Tuesday, March 25, 2014

Documenting Learning

Learning is my passion. Many things about the schooling process are important to parents. Parents are trained from daycare or preschool by the schools to care about grades and behavior, as well as, activities and field trips.  But, my passion is learning. We need to activate our parents concern for the actual academic learning taking place in each classroom, particularly in middle school and high school.

More importantly, as educators, we need to retrain ourselves to document learning, and to talk about the actual learning.  Preschool programs such as Montessori and Reggio Emilia are meticulous about documenting learning. MS and HS teachers are meticulous about grading.  Is SBG the answer
(look to @drjolly and @garnet_hilman)? Perhaps. Even if a school uses a standard grading scale with mandatory weighting, grades are still subjective. As teachers we also need to hold students accountable for documenting their own learning. Are student-led conferences the answer? Perhaps. Could Interactive Notebooking become part of the process for students (thanks @acaciatc), perhaps.  Are portfolios the way to go? Perhaps. Retraining teachers, students, and parents to question the learning, rather than the grade or the behavior is a noble starting goal.

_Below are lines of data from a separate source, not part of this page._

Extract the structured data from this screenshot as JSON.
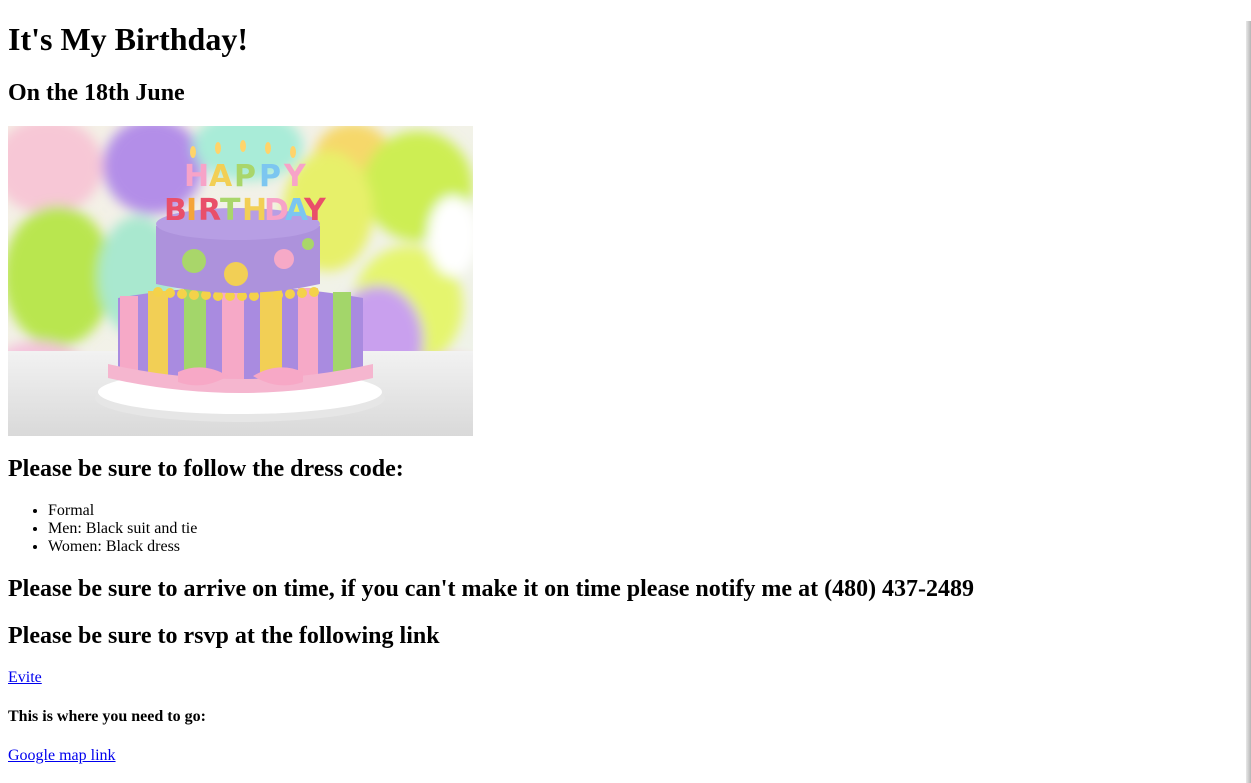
{
  "title": "It's My Birthday!",
  "subtitle": "On the 18th June",
  "image": {
    "alt": "Happy Birthday cake",
    "cake_topper_text": "HAPPY BIRTHDAY"
  },
  "dress_code": {
    "heading": "Please be sure to follow the dress code:",
    "items": [
      "Formal",
      "Men: Black suit and tie",
      "Women: Black dress"
    ]
  },
  "arrive_heading": "Please be sure to arrive on time, if you can't make it on time please notify me at (480) 437-2489",
  "rsvp": {
    "heading": "Please be sure to rsvp at the following link",
    "link_label": "Evite"
  },
  "location": {
    "heading": "This is where you need to go:",
    "link_label": "Google map link"
  },
  "colors": {
    "link": "#0000ee",
    "text": "#000000",
    "background": "#ffffff"
  }
}
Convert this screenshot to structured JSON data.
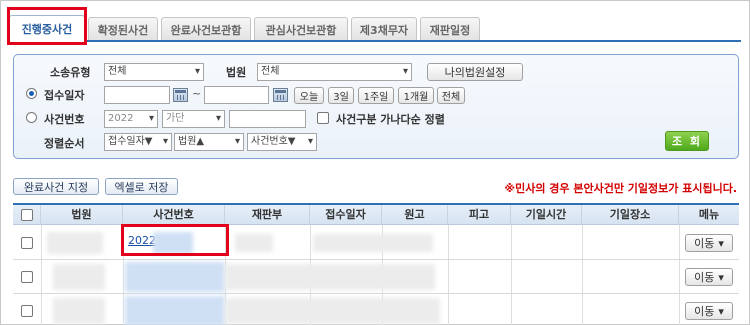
{
  "tabs": [
    {
      "label": "진행중사건",
      "active": true
    },
    {
      "label": "확정된사건",
      "active": false
    },
    {
      "label": "완료사건보관함",
      "active": false
    },
    {
      "label": "관심사건보관함",
      "active": false
    },
    {
      "label": "제3채무자",
      "active": false
    },
    {
      "label": "재판일정",
      "active": false
    }
  ],
  "search": {
    "case_type_label": "소송유형",
    "case_type_value": "전체",
    "court_label": "법원",
    "court_value": "전체",
    "my_court_button": "나의법원설정",
    "receipt_date_label": "접수일자",
    "receipt_date_selected": true,
    "range_separator": "~",
    "date_buttons": [
      "오늘",
      "3일",
      "1주일",
      "1개월",
      "전체"
    ],
    "case_number_label": "사건번호",
    "case_number_selected": false,
    "year_value": "2022",
    "case_kind_value": "가단",
    "sort_checkbox_label": "사건구분 가나다순 정렬",
    "sort_order_label": "정렬순서",
    "sort_options": [
      "접수일자▼",
      "법원▲",
      "사건번호▼"
    ],
    "lookup_button": "조 회"
  },
  "actions": {
    "complete_button": "완료사건 지정",
    "excel_button": "엑셀로 저장",
    "notice": "※민사의 경우 본안사건만 기일정보가 표시됩니다."
  },
  "table": {
    "columns": [
      "법원",
      "사건번호",
      "재판부",
      "접수일자",
      "원고",
      "피고",
      "기일시간",
      "기일장소",
      "메뉴"
    ],
    "rows": [
      {
        "case_number": "2022",
        "menu": "이동"
      },
      {
        "case_number": "",
        "menu": "이동"
      },
      {
        "case_number": "",
        "menu": "이동"
      }
    ]
  },
  "colors": {
    "accent": "#2f6fb4",
    "highlight": "#e3001b",
    "lookup": "#5cb32a",
    "notice": "#d40000"
  }
}
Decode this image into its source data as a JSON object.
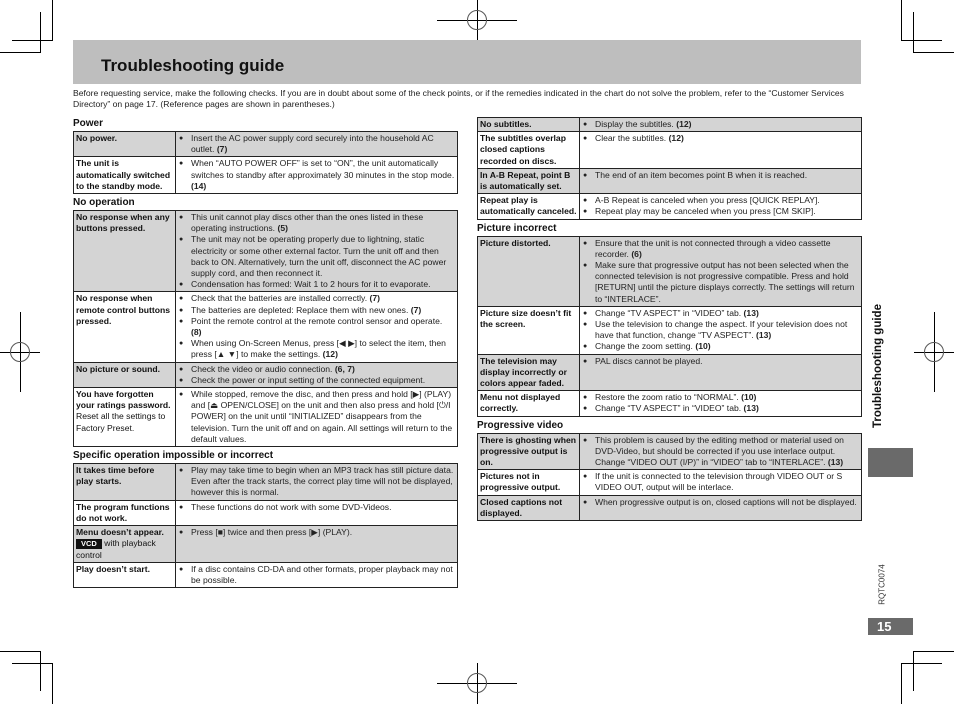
{
  "title": "Troubleshooting guide",
  "intro": "Before requesting service, make the following checks. If you are in doubt about some of the check points, or if the remedies indicated in the chart do not solve the problem, refer to the “Customer Services Directory” on page 17. (Reference pages are shown in parentheses.)",
  "side_tab": "Troubleshooting guide",
  "doc_code": "RQTC0074",
  "page_number": "15",
  "sections": {
    "power": {
      "title": "Power",
      "rows": [
        {
          "problem": "No power.",
          "items": [
            {
              "text": "Insert the AC power supply cord securely into the household AC outlet.",
              "ref": "(7)"
            }
          ]
        },
        {
          "problem": "The unit is automatically switched to the standby mode.",
          "items": [
            {
              "text": "When “AUTO POWER OFF” is set to “ON”, the unit automatically switches to standby after approximately 30 minutes in the stop mode.",
              "ref": "(14)"
            }
          ]
        }
      ]
    },
    "no_operation": {
      "title": "No operation",
      "rows": [
        {
          "problem": "No response when any buttons pressed.",
          "items": [
            {
              "text": "This unit cannot play discs other than the ones listed in these operating instructions.",
              "ref": "(5)"
            },
            {
              "text": "The unit may not be operating properly due to lightning, static electricity or some other external factor. Turn the unit off and then back to ON. Alternatively, turn the unit off, disconnect the AC power supply cord, and then reconnect it.",
              "ref": ""
            },
            {
              "text": "Condensation has formed: Wait 1 to 2 hours for it to evaporate.",
              "ref": ""
            }
          ]
        },
        {
          "problem": "No response when remote control buttons pressed.",
          "items": [
            {
              "text": "Check that the batteries are installed correctly.",
              "ref": "(7)"
            },
            {
              "text": "The batteries are depleted: Replace them with new ones.",
              "ref": "(7)"
            },
            {
              "text": "Point the remote control at the remote control sensor and operate.",
              "ref": "(8)"
            },
            {
              "text": "When using On-Screen Menus, press [◀ ▶] to select the item, then press [▲ ▼] to make the settings.",
              "ref": "(12)"
            }
          ]
        },
        {
          "problem": "No picture or sound.",
          "items": [
            {
              "text": "Check the video or audio connection.",
              "ref": "(6, 7)"
            },
            {
              "text": "Check the power or input setting of the connected equipment.",
              "ref": ""
            }
          ]
        },
        {
          "problem": "You have forgotten your ratings password.",
          "problem_sub": "Reset all the settings to Factory Preset.",
          "items": [
            {
              "text": "While stopped, remove the disc, and then press and hold [▶] (PLAY) and [⏏ OPEN/CLOSE] on the unit and then also press and hold [⏻/I POWER] on the unit until “INITIALIZED” disappears from the television. Turn the unit off and on again. All settings will return to the default values.",
              "ref": ""
            }
          ]
        }
      ]
    },
    "specific": {
      "title": "Specific operation impossible or incorrect",
      "rows": [
        {
          "problem": "It takes time before play starts.",
          "items": [
            {
              "text": "Play may take time to begin when an MP3 track has still picture data. Even after the track starts, the correct play time will not be displayed, however this is normal.",
              "ref": ""
            }
          ]
        },
        {
          "problem": "The program functions do not work.",
          "items": [
            {
              "text": "These functions do not work with some DVD-Videos.",
              "ref": ""
            }
          ]
        },
        {
          "problem": "Menu doesn’t appear.",
          "badge": "VCD",
          "problem_tail": " with playback control",
          "items": [
            {
              "text": "Press [■] twice and then press [▶] (PLAY).",
              "ref": ""
            }
          ]
        },
        {
          "problem": "Play doesn’t start.",
          "items": [
            {
              "text": "If a disc contains CD-DA and other formats, proper playback may not be possible.",
              "ref": ""
            }
          ]
        }
      ]
    },
    "subtitles": {
      "rows": [
        {
          "problem": "No subtitles.",
          "items": [
            {
              "text": "Display the subtitles.",
              "ref": "(12)"
            }
          ]
        },
        {
          "problem": "The subtitles overlap closed captions recorded on discs.",
          "items": [
            {
              "text": "Clear the subtitles.",
              "ref": "(12)"
            }
          ]
        },
        {
          "problem": "In A-B Repeat, point B is automatically set.",
          "items": [
            {
              "text": "The end of an item becomes point B when it is reached.",
              "ref": ""
            }
          ]
        },
        {
          "problem": "Repeat play is automatically canceled.",
          "items": [
            {
              "text": "A-B Repeat is canceled when you press [QUICK REPLAY].",
              "ref": ""
            },
            {
              "text": "Repeat play may be canceled when you press [CM SKIP].",
              "ref": ""
            }
          ]
        }
      ]
    },
    "picture": {
      "title": "Picture incorrect",
      "rows": [
        {
          "problem": "Picture distorted.",
          "items": [
            {
              "text": "Ensure that the unit is not connected through a video cassette recorder.",
              "ref": "(6)"
            },
            {
              "text": "Make sure that progressive output has not been selected when the connected television is not progressive compatible. Press and hold [RETURN] until the picture displays correctly. The settings will return to “INTERLACE”.",
              "ref": ""
            }
          ]
        },
        {
          "problem": "Picture size doesn’t fit the screen.",
          "items": [
            {
              "text": "Change “TV ASPECT” in “VIDEO” tab.",
              "ref": "(13)"
            },
            {
              "text": "Use the television to change the aspect. If your television does not have that function, change “TV ASPECT”.",
              "ref": "(13)"
            },
            {
              "text": "Change the zoom setting.",
              "ref": "(10)"
            }
          ]
        },
        {
          "problem": "The television may display incorrectly or colors appear faded.",
          "items": [
            {
              "text": "PAL discs cannot be played.",
              "ref": ""
            }
          ]
        },
        {
          "problem": "Menu not displayed correctly.",
          "items": [
            {
              "text": "Restore the zoom ratio to “NORMAL”.",
              "ref": "(10)"
            },
            {
              "text": "Change “TV ASPECT” in “VIDEO” tab.",
              "ref": "(13)"
            }
          ]
        }
      ]
    },
    "progressive": {
      "title": "Progressive video",
      "rows": [
        {
          "problem": "There is ghosting when progressive output is on.",
          "items": [
            {
              "text": "This problem is caused by the editing method or material used on DVD-Video, but should be corrected if you use interlace output. Change “VIDEO OUT (I/P)” in “VIDEO” tab to “INTERLACE”.",
              "ref": "(13)"
            }
          ]
        },
        {
          "problem": "Pictures not in progressive output.",
          "items": [
            {
              "text": "If the unit is connected to the television through VIDEO OUT or S VIDEO OUT, output will be interlace.",
              "ref": ""
            }
          ]
        },
        {
          "problem": "Closed captions not displayed.",
          "items": [
            {
              "text": "When progressive output is on, closed captions will not be displayed.",
              "ref": ""
            }
          ]
        }
      ]
    }
  }
}
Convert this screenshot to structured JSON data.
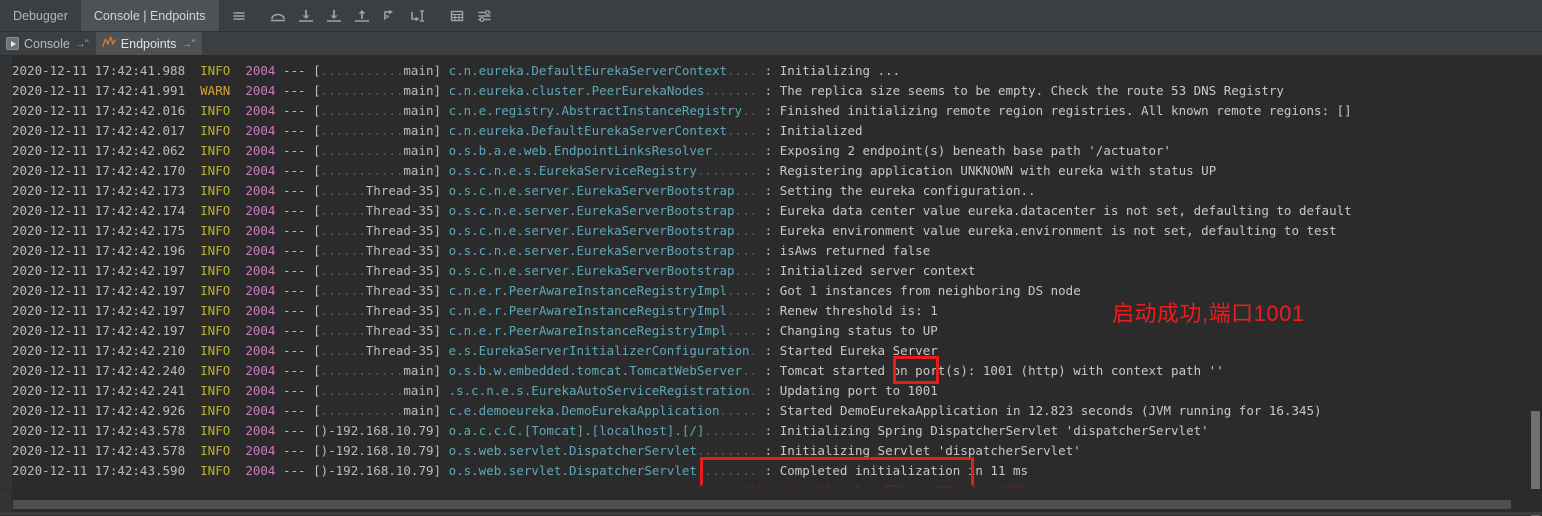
{
  "window": {
    "accent_color": "#4b6eaf",
    "background": "#2b2b2b",
    "toolbar_background": "#3c3f41"
  },
  "toolbar": {
    "tabs": [
      {
        "label": "Debugger",
        "active": false
      },
      {
        "label": "Console | Endpoints",
        "active": true
      }
    ],
    "buttons": [
      {
        "name": "menu-icon",
        "title": "Menu"
      },
      {
        "name": "step-over-icon",
        "title": "Step Over"
      },
      {
        "name": "step-into-icon",
        "title": "Step Into"
      },
      {
        "name": "force-step-into-icon",
        "title": "Force Step Into"
      },
      {
        "name": "step-out-icon",
        "title": "Step Out"
      },
      {
        "name": "drop-frame-icon",
        "title": "Drop Frame"
      },
      {
        "name": "run-to-cursor-icon",
        "title": "Run to Cursor"
      },
      {
        "name": "evaluate-expression-icon",
        "title": "Evaluate Expression"
      },
      {
        "name": "settings-icon",
        "title": "Settings"
      }
    ]
  },
  "subtabs": [
    {
      "label": "Console",
      "pin": "→\"",
      "icon": "run-icon",
      "active": false
    },
    {
      "label": "Endpoints",
      "pin": "→\"",
      "icon": "endpoints-graph-icon",
      "active": true
    }
  ],
  "console": {
    "colors": {
      "timestamp": "#bbbbbb",
      "info": "#bbb529",
      "warn": "#d6a13b",
      "pid": "#c77dbb",
      "logger": "#5fa8b8",
      "message": "#c8c8c8"
    },
    "log_lines": [
      {
        "ts": "2020-12-11 17:42:41.988",
        "level": "INFO",
        "pid": "2004",
        "thread": "main",
        "logger": "c.n.eureka.DefaultEurekaServerContext",
        "message": "Initializing ..."
      },
      {
        "ts": "2020-12-11 17:42:41.991",
        "level": "WARN",
        "pid": "2004",
        "thread": "main",
        "logger": "c.n.eureka.cluster.PeerEurekaNodes",
        "message": "The replica size seems to be empty. Check the route 53 DNS Registry"
      },
      {
        "ts": "2020-12-11 17:42:42.016",
        "level": "INFO",
        "pid": "2004",
        "thread": "main",
        "logger": "c.n.e.registry.AbstractInstanceRegistry",
        "message": "Finished initializing remote region registries. All known remote regions: []"
      },
      {
        "ts": "2020-12-11 17:42:42.017",
        "level": "INFO",
        "pid": "2004",
        "thread": "main",
        "logger": "c.n.eureka.DefaultEurekaServerContext",
        "message": "Initialized"
      },
      {
        "ts": "2020-12-11 17:42:42.062",
        "level": "INFO",
        "pid": "2004",
        "thread": "main",
        "logger": "o.s.b.a.e.web.EndpointLinksResolver",
        "message": "Exposing 2 endpoint(s) beneath base path '/actuator'"
      },
      {
        "ts": "2020-12-11 17:42:42.170",
        "level": "INFO",
        "pid": "2004",
        "thread": "main",
        "logger": "o.s.c.n.e.s.EurekaServiceRegistry",
        "message": "Registering application UNKNOWN with eureka with status UP"
      },
      {
        "ts": "2020-12-11 17:42:42.173",
        "level": "INFO",
        "pid": "2004",
        "thread": "Thread-35",
        "logger": "o.s.c.n.e.server.EurekaServerBootstrap",
        "message": "Setting the eureka configuration.."
      },
      {
        "ts": "2020-12-11 17:42:42.174",
        "level": "INFO",
        "pid": "2004",
        "thread": "Thread-35",
        "logger": "o.s.c.n.e.server.EurekaServerBootstrap",
        "message": "Eureka data center value eureka.datacenter is not set, defaulting to default"
      },
      {
        "ts": "2020-12-11 17:42:42.175",
        "level": "INFO",
        "pid": "2004",
        "thread": "Thread-35",
        "logger": "o.s.c.n.e.server.EurekaServerBootstrap",
        "message": "Eureka environment value eureka.environment is not set, defaulting to test"
      },
      {
        "ts": "2020-12-11 17:42:42.196",
        "level": "INFO",
        "pid": "2004",
        "thread": "Thread-35",
        "logger": "o.s.c.n.e.server.EurekaServerBootstrap",
        "message": "isAws returned false"
      },
      {
        "ts": "2020-12-11 17:42:42.197",
        "level": "INFO",
        "pid": "2004",
        "thread": "Thread-35",
        "logger": "o.s.c.n.e.server.EurekaServerBootstrap",
        "message": "Initialized server context"
      },
      {
        "ts": "2020-12-11 17:42:42.197",
        "level": "INFO",
        "pid": "2004",
        "thread": "Thread-35",
        "logger": "c.n.e.r.PeerAwareInstanceRegistryImpl",
        "message": "Got 1 instances from neighboring DS node"
      },
      {
        "ts": "2020-12-11 17:42:42.197",
        "level": "INFO",
        "pid": "2004",
        "thread": "Thread-35",
        "logger": "c.n.e.r.PeerAwareInstanceRegistryImpl",
        "message": "Renew threshold is: 1"
      },
      {
        "ts": "2020-12-11 17:42:42.197",
        "level": "INFO",
        "pid": "2004",
        "thread": "Thread-35",
        "logger": "c.n.e.r.PeerAwareInstanceRegistryImpl",
        "message": "Changing status to UP"
      },
      {
        "ts": "2020-12-11 17:42:42.210",
        "level": "INFO",
        "pid": "2004",
        "thread": "Thread-35",
        "logger": "e.s.EurekaServerInitializerConfiguration",
        "message": "Started Eureka Server"
      },
      {
        "ts": "2020-12-11 17:42:42.240",
        "level": "INFO",
        "pid": "2004",
        "thread": "main",
        "logger": "o.s.b.w.embedded.tomcat.TomcatWebServer",
        "message": "Tomcat started on port(s): 1001 (http) with context path ''"
      },
      {
        "ts": "2020-12-11 17:42:42.241",
        "level": "INFO",
        "pid": "2004",
        "thread": "main",
        "logger": ".s.c.n.e.s.EurekaAutoServiceRegistration",
        "message": "Updating port to 1001"
      },
      {
        "ts": "2020-12-11 17:42:42.926",
        "level": "INFO",
        "pid": "2004",
        "thread": "main",
        "logger": "c.e.demoeureka.DemoEurekaApplication",
        "message": "Started DemoEurekaApplication in 12.823 seconds (JVM running for 16.345)"
      },
      {
        "ts": "2020-12-11 17:42:43.578",
        "level": "INFO",
        "pid": "2004",
        "thread": ")-192.168.10.79",
        "logger": "o.a.c.c.C.[Tomcat].[localhost].[/]",
        "message": "Initializing Spring DispatcherServlet 'dispatcherServlet'"
      },
      {
        "ts": "2020-12-11 17:42:43.578",
        "level": "INFO",
        "pid": "2004",
        "thread": ")-192.168.10.79",
        "logger": "o.s.web.servlet.DispatcherServlet",
        "message": "Initializing Servlet 'dispatcherServlet'"
      },
      {
        "ts": "2020-12-11 17:42:43.590",
        "level": "INFO",
        "pid": "2004",
        "thread": ")-192.168.10.79",
        "logger": "o.s.web.servlet.DispatcherServlet",
        "message": "Completed initialization in 11 ms"
      }
    ]
  },
  "annotations": {
    "color": "#ee1d1d",
    "note_text": "启动成功,端口1001",
    "highlight_port_value": "1001",
    "highlight_completed_text": "Completed initialization in 11 ms"
  },
  "watermark": {
    "text": "微信公众号:三分恶"
  }
}
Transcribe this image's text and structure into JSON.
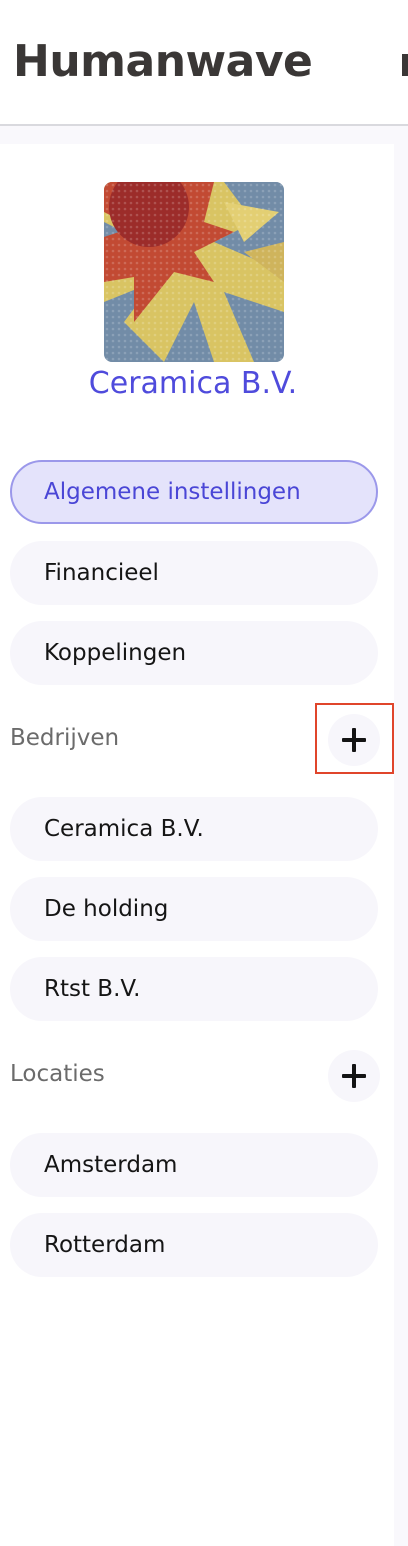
{
  "app": {
    "brand": "Humanwave"
  },
  "organization": {
    "name": "Ceramica B.V.",
    "logo_icon": "sun-mosaic-logo"
  },
  "settings_nav": [
    {
      "label": "Algemene instellingen",
      "active": true
    },
    {
      "label": "Financieel",
      "active": false
    },
    {
      "label": "Koppelingen",
      "active": false
    }
  ],
  "companies": {
    "label": "Bedrijven",
    "add_icon": "plus-icon",
    "items": [
      "Ceramica B.V.",
      "De holding",
      "Rtst B.V."
    ]
  },
  "locations": {
    "label": "Locaties",
    "add_icon": "plus-icon",
    "items": [
      "Amsterdam",
      "Rotterdam"
    ]
  },
  "colors": {
    "accent": "#4f4bdc",
    "active_bg": "#e4e3fb",
    "highlight": "#e0452b"
  }
}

Thankfully, teachers across the US are implementing the Common Core Standards. These common standards will help teachers begin to see beyond the scope of their own communities. Educators can learn best practices from each other for documenting and sharing learning. Some schools began implementing SBG many years ago.

I am passionate about learning. Please do share the ways that your community documents learning in your middle schools and high schools.

Suzanne Rogers, M.Ed.

Resources for learning how to document learning.
Reggio Emilia
Interactive Student Notebooks

Sunday, March 9, 2014

This is a test. This is only a test of the American Education System.

 "This is a test. This is only a test of the American Education System"

As an Arkansan Educator, I read with interest @Edusanity's recent blog post by +Jason Endacott who blogged about the +NWEA  MAP data craze at his son's school.  As a fellow #Eduparent, I share a similar concern, as do all parents. We want our children to be recognized as special, unique individuals. More importantly, as an #Eduparent, we owe it to our schools to be the voice of reason. 

Last July I blogged about the #Unitedoptout plan. I urged reason then, and I continue to urge reason in the rising tide of testing angst. This is only a test. Your child is not a number.

 "My child is NOT a number."  I remember hearing that same refrain from a parent of one of my first grade students at @HolyFamilyAcademy in Honolulu, HI.  My students were assigned a number so they could put their papers in order by number, line up in a specific number order, and imagine this...think numerically! I knew that this child's name was +Christine Gibo. I knew that her mother taught in the classroom beside me. I knew their family history and how they left from California to become Keiki O Ka 'Aina.  I wanted my students to not be afraid of numbers. I wanted them to think numerically at an early age. We could math games by calling out a number! The students could move and think numerically at the same time. How wonderful! #5 could join hands with #8 and #13 would join them. They could line up by odd numbers or even numbers.

Fun memory aside, I know that some parents worry about the Social Security number assigned to their baby prior to leaving the hospital. I remember the concern when numbers were put on packaging for inventory purposes. I remember when there was some concern that immunizations put the mark of the devil on children. (Really?Truth!) 

So, as  an #Eduparent how do I calm parents regarding the upcoming 8-9 hours of PARCC testing? Perhaps we need to sound the Klaxon and remind parents "This is a Test. This only a test."
"This is a test of the American Education System. The Administrators of your school in voluntary cooperation with the Federal, State and local authorities have developed this system to keep you informed.  This is only a test of the American Education System.

All joking aside, 8-9 hours of testing each year is only two half days of school. Most parents have their children out of school that much for family activities such as dental appointments, picking up Grandma from the airport, big sister's graduation, and other important events. These test scores are not currently recorded and shared with colleges and universities. We must tame the fires. We must help our parents understand that these test scores are not the "be all and end all" of their children's educational lives. This test score does not truly define their child for all time. This is one brief moment that will provide information regarding the education of their child.  Remember, "This is only a test of the American Education System."

Suzanne M. Rogers, M.Ed.

Endacott, J. (2014, March 07). [Web log message]. Retrieved from http://www.edusanity.com
Shmoop Editorial Team. (2008, November 11). Macbeth Time Quotes Page 2. Retrieved March 9, 2014    from http://www.shmoop.com/macbeth/time-quotes-2.html